Observatory Opens for International Moon Night
The Albion community is invited to enjoy "International Observe the Moon Night" Saturday, September 22, at Albion College's Science Complex Observatory, located at the corner of East Michigan and Hannah Streets in Albion. Weather permitting, the telescope atop Palenske Hall will be open to the public from 8 p.m. to 10 p.m.
Eggenberger, '13, Charts Her Own Course in Biophysics
Olivia Eggenberger, '13, says she has great role models in the physics department at Albion College, but she was seeking a female mentor in biophysics when she attended a Women in Physics conference during the break between the fall and spring semesters last winter. The Canton native got more than she bargained for as Amy Rowat, an assistant professor of integrative biology and physiology at the University of California, Los Angeles, offered Eggenberger an opportunity to join a research opportunity from May to August.

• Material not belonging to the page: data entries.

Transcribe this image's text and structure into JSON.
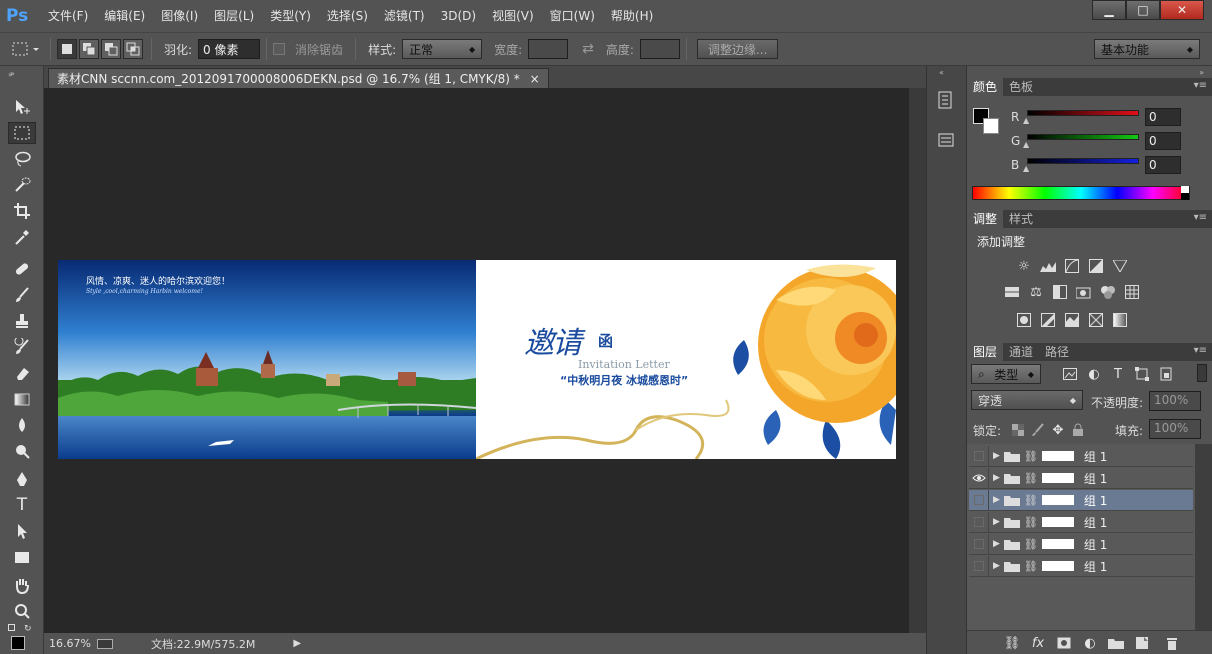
{
  "app": {
    "logo": "Ps"
  },
  "menu": [
    "文件(F)",
    "编辑(E)",
    "图像(I)",
    "图层(L)",
    "类型(Y)",
    "选择(S)",
    "滤镜(T)",
    "3D(D)",
    "视图(V)",
    "窗口(W)",
    "帮助(H)"
  ],
  "window_controls": {
    "minimize": "▁",
    "maximize": "□",
    "close": "✕"
  },
  "options": {
    "feather_label": "羽化:",
    "feather_value": "0 像素",
    "antialias_label": "消除锯齿",
    "style_label": "样式:",
    "style_value": "正常",
    "width_label": "宽度:",
    "height_label": "高度:",
    "refine_edge_button": "调整边缘...",
    "workspace_value": "基本功能"
  },
  "document": {
    "tab_title": "素材CNN sccnn.com_2012091700008006DEKN.psd @ 16.7% (组 1, CMYK/8) *",
    "tab_close": "×",
    "zoom": "16.67%",
    "doc_size": "文档:22.9M/575.2M"
  },
  "image_content": {
    "left_caption": "风情、凉爽、迷人的哈尔滨欢迎您！",
    "left_caption_en": "Style ,cool,charming Harbin welcome!",
    "calligraphy": "邀请",
    "han": "函",
    "invitation_en": "Invitation Letter",
    "subtitle": "“中秋明月夜 冰城感恩时”"
  },
  "color_panel": {
    "tabs": [
      "颜色",
      "色板"
    ],
    "channels": [
      {
        "label": "R",
        "value": "0",
        "color": "#e0101a"
      },
      {
        "label": "G",
        "value": "0",
        "color": "#14c814"
      },
      {
        "label": "B",
        "value": "0",
        "color": "#1420e0"
      }
    ]
  },
  "adjust_panel": {
    "tabs": [
      "调整",
      "样式"
    ],
    "title": "添加调整"
  },
  "layers_panel": {
    "tabs": [
      "图层",
      "通道",
      "路径"
    ],
    "kind_filter": "类型",
    "blend_mode": "穿透",
    "opacity_label": "不透明度:",
    "opacity_value": "100%",
    "lock_label": "锁定:",
    "fill_label": "填充:",
    "fill_value": "100%",
    "layers": [
      {
        "name": "组 1",
        "visible": false,
        "selected": false
      },
      {
        "name": "组 1",
        "visible": true,
        "selected": false
      },
      {
        "name": "组 1",
        "visible": false,
        "selected": true
      },
      {
        "name": "组 1",
        "visible": false,
        "selected": false
      },
      {
        "name": "组 1",
        "visible": false,
        "selected": false
      },
      {
        "name": "组 1",
        "visible": false,
        "selected": false
      }
    ]
  }
}
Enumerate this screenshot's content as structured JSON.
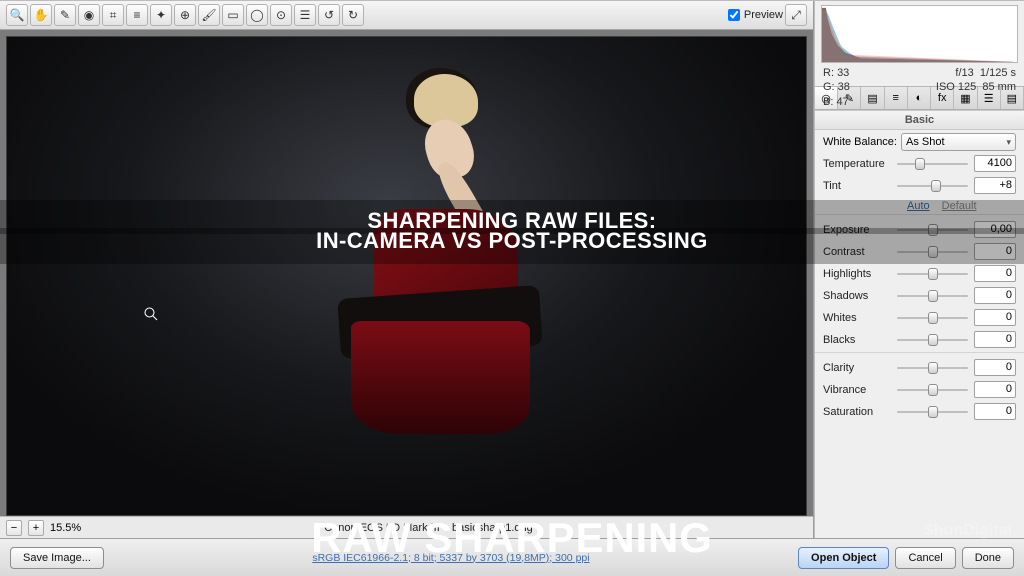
{
  "toolbar": {
    "preview_label": "Preview",
    "preview_checked": true,
    "tools": [
      "zoom",
      "hand",
      "eyedropper",
      "sample",
      "crop",
      "straighten",
      "spot",
      "redeye",
      "adjust-brush",
      "grad",
      "radial",
      "target",
      "prefs",
      "rotate-ccw",
      "rotate-cw"
    ]
  },
  "image_status": {
    "zoom": "15.5%",
    "caption": "Canon EOS 5D Mark III  –  basicsharp1.dng"
  },
  "histogram": {
    "rgb": {
      "R": "33",
      "G": "38",
      "B": "47"
    },
    "fstop": "f/13",
    "shutter": "1/125 s",
    "iso": "ISO 125",
    "focal": "85 mm"
  },
  "panel_tabs": [
    "◎",
    "✎",
    "▤",
    "≡",
    "◐",
    "fx",
    "▦",
    "☰",
    "▤"
  ],
  "basic": {
    "section_title": "Basic",
    "white_balance_label": "White Balance:",
    "white_balance_value": "As Shot",
    "auto_label": "Auto",
    "default_label": "Default",
    "sliders": [
      {
        "name": "Temperature",
        "value": "4100",
        "pos": 0.32,
        "key": "temperature"
      },
      {
        "name": "Tint",
        "value": "+8",
        "pos": 0.55,
        "key": "tint"
      },
      {
        "name": "Exposure",
        "value": "0,00",
        "pos": 0.5,
        "key": "exposure"
      },
      {
        "name": "Contrast",
        "value": "0",
        "pos": 0.5,
        "key": "contrast"
      },
      {
        "name": "Highlights",
        "value": "0",
        "pos": 0.5,
        "key": "highlights"
      },
      {
        "name": "Shadows",
        "value": "0",
        "pos": 0.5,
        "key": "shadows"
      },
      {
        "name": "Whites",
        "value": "0",
        "pos": 0.5,
        "key": "whites"
      },
      {
        "name": "Blacks",
        "value": "0",
        "pos": 0.5,
        "key": "blacks"
      },
      {
        "name": "Clarity",
        "value": "0",
        "pos": 0.5,
        "key": "clarity"
      },
      {
        "name": "Vibrance",
        "value": "0",
        "pos": 0.5,
        "key": "vibrance"
      },
      {
        "name": "Saturation",
        "value": "0",
        "pos": 0.5,
        "key": "saturation"
      }
    ]
  },
  "footer": {
    "save": "Save Image...",
    "info": "sRGB IEC61966-2.1; 8 bit; 5337 by 3703 (19,8MP); 300 ppi",
    "open": "Open Object",
    "cancel": "Cancel",
    "done": "Done"
  },
  "overlay": {
    "line1": "SHARPENING RAW FILES:",
    "line2": "IN-CAMERA VS POST-PROCESSING",
    "line3": "RAW SHARPENING",
    "watermark": "ShunDigital"
  }
}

Internship in Her Own Words: Liz Elias, '13, Studies Psychology Through Business
"Working in human resources is a combination of business and psychology," Elias writes. "It requires the ability to handle business aspects, such as payroll and benefits, and deal with people on a personal level. ... This summer, I used my psychology studies at Albion College to dive into human resources with an internship at Plymouth Technology."
Author Brings Story of Ugandan School to Albion College Common Reading Experience
The author of a heartwarming story about a school for Ugandan orphans visits Albion College on Thursday, September 13, at 7:30 p.m. in the College’s Goodrich Chapel. Twesigye Jackson Kaguri, author of A School for My Village: A Promise to the Orphans of Nyaka, speaks to the community as Albion College’s 2012-13 Richard M. Smith Common Reading Experience lecturer.
Born and raised in a rural village, Kaguri was an undergraduate at Uganda’s Makerere University when he co-founded Human Rights Concerns to help victims and raise public awareness. In 2001, Kaguri founded The Nyaka AIDS Orphans Project, which provides free education to children who have lost one or both parents to HIV/AIDS. In addition to two schools, it also operates a library, a farm and nutrition program, a medical clinic, a clean-water system, and a support program for the grandmothers who care for up to 14 children at a time.
In 2010, Kaguri resigned as interim senior director of development in the College of Agriculture and Natural Resources at Michigan State University to focus full-time on The Nyaka AIDS Orphans Project. Kaguri has been named a Heifer International Hero and recognized in Time magazine's "Power of One' series. He has also spoken to the United Nations about his work.
This presentation is free and open to the public. For more information, contact Assistant Dean of Students Connie Smith at 517/629-0750 or